#### What is being asked
Would you please return every line from the listing that contains the word "JSON"?

#### Data
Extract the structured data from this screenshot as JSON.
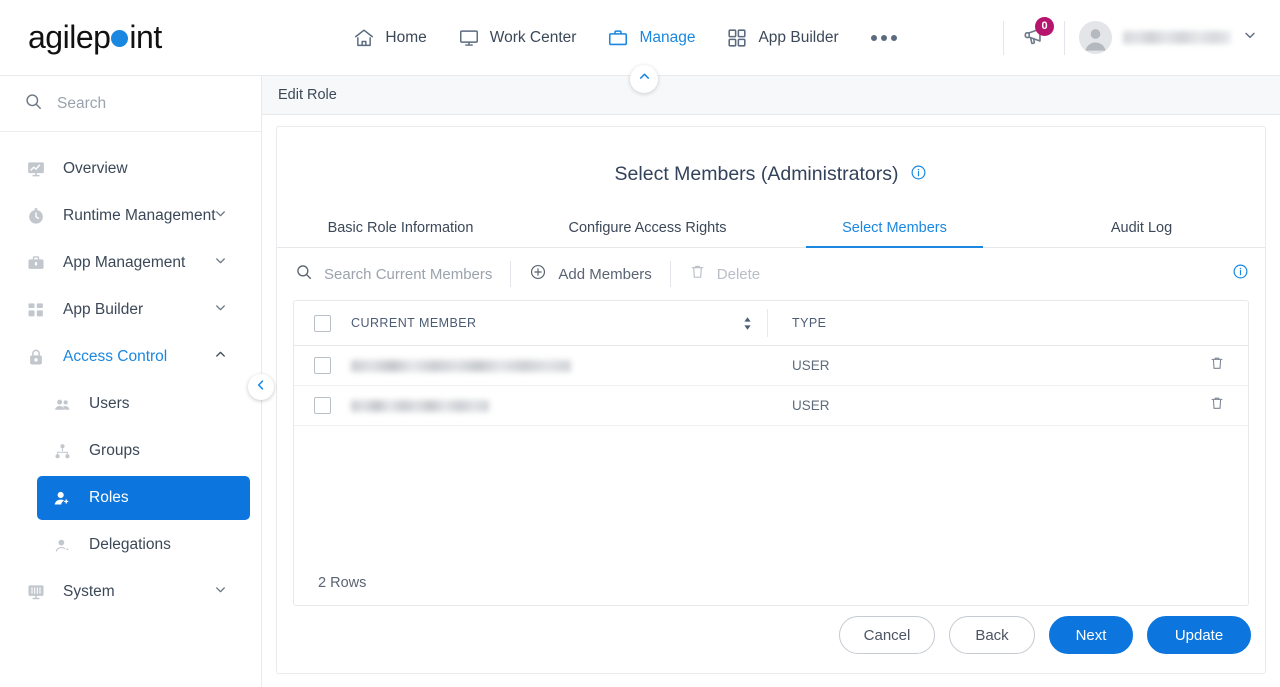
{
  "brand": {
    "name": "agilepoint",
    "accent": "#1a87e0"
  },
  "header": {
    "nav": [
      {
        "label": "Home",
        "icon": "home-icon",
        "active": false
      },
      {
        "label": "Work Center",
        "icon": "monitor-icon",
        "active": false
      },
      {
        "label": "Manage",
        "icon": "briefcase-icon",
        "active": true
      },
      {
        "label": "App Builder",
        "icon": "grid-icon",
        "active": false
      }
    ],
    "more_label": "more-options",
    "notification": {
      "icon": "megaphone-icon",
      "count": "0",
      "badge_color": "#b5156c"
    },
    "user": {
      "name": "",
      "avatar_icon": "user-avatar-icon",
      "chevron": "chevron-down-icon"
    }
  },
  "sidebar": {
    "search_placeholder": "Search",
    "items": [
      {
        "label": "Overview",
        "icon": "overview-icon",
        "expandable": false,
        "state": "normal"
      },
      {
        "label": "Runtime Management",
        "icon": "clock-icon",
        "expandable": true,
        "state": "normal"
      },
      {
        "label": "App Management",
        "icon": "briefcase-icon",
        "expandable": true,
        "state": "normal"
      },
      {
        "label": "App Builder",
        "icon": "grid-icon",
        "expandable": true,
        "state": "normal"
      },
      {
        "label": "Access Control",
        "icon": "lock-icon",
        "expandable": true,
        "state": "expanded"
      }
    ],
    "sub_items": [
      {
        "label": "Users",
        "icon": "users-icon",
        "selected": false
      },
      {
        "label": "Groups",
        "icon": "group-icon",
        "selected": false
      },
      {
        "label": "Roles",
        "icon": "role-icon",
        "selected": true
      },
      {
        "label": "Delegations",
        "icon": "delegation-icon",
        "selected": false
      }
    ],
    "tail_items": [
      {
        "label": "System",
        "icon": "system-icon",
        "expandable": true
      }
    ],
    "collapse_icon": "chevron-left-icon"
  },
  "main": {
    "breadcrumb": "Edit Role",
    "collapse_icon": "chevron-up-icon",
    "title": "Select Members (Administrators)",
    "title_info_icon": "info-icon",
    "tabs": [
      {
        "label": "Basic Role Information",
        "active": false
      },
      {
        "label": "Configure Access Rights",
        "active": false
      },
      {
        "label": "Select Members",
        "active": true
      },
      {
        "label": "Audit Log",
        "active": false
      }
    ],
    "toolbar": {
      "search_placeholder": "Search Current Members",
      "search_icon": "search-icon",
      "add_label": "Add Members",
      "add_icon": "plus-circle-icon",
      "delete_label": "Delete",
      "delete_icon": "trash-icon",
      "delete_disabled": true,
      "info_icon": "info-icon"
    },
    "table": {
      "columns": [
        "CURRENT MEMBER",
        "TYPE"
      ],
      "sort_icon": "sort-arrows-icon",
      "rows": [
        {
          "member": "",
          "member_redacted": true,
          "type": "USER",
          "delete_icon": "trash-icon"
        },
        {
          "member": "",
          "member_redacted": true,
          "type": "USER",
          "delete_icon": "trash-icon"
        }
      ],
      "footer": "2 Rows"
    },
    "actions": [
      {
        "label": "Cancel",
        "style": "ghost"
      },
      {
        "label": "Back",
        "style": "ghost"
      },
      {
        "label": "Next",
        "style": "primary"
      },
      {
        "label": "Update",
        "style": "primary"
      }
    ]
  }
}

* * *

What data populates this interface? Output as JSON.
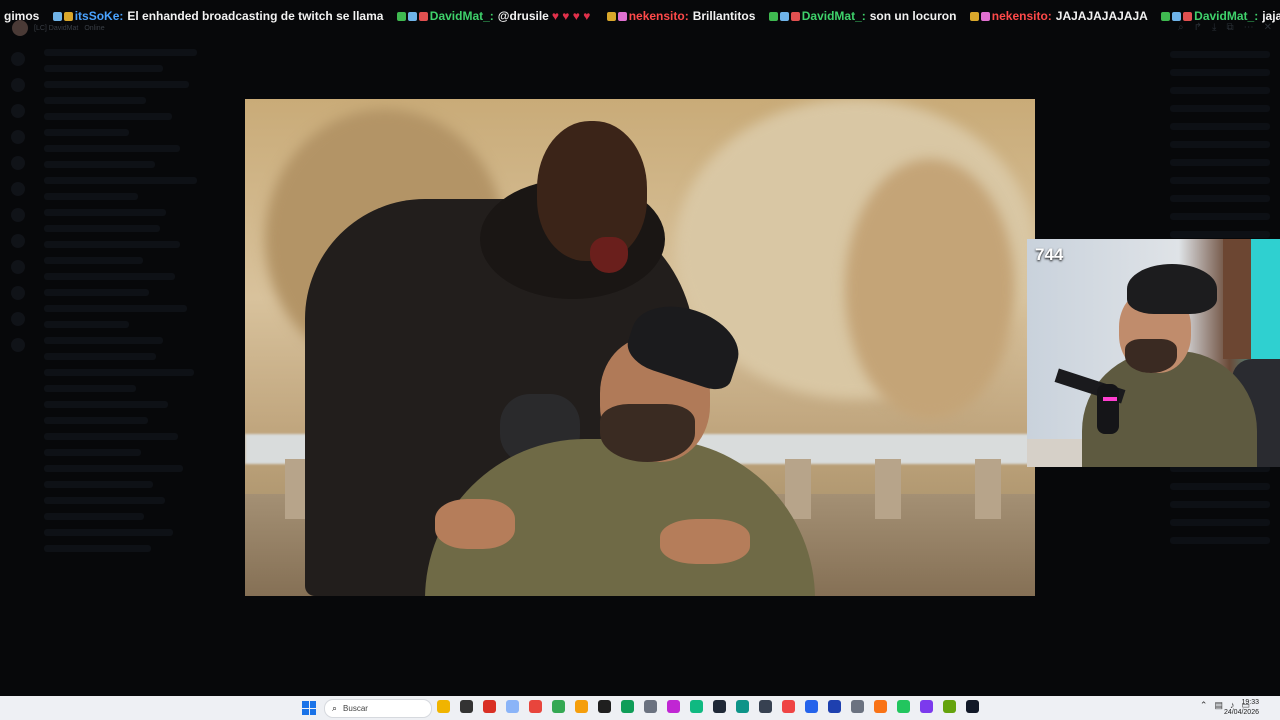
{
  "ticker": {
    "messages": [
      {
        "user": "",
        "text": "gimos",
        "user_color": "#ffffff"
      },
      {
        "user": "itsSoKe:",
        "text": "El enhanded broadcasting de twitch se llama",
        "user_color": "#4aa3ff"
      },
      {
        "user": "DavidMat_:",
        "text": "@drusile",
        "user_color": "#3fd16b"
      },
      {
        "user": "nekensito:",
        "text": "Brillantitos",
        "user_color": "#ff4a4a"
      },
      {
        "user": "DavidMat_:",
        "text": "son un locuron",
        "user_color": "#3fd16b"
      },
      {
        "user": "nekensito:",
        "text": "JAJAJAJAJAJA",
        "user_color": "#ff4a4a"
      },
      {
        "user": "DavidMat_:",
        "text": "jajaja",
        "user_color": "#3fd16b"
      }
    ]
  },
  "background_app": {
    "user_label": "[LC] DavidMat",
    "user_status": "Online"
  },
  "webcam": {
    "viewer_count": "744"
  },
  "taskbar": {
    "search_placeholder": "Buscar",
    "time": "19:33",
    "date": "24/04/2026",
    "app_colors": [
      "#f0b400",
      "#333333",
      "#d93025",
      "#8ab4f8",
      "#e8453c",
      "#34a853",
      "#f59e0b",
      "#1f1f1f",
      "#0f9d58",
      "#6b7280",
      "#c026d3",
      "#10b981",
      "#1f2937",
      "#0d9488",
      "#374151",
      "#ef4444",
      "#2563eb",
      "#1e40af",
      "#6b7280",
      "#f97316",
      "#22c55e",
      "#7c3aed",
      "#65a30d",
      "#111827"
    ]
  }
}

#### Answer
Extract the structured data from this screenshot as JSON.
What data populates this interface? Output as JSON.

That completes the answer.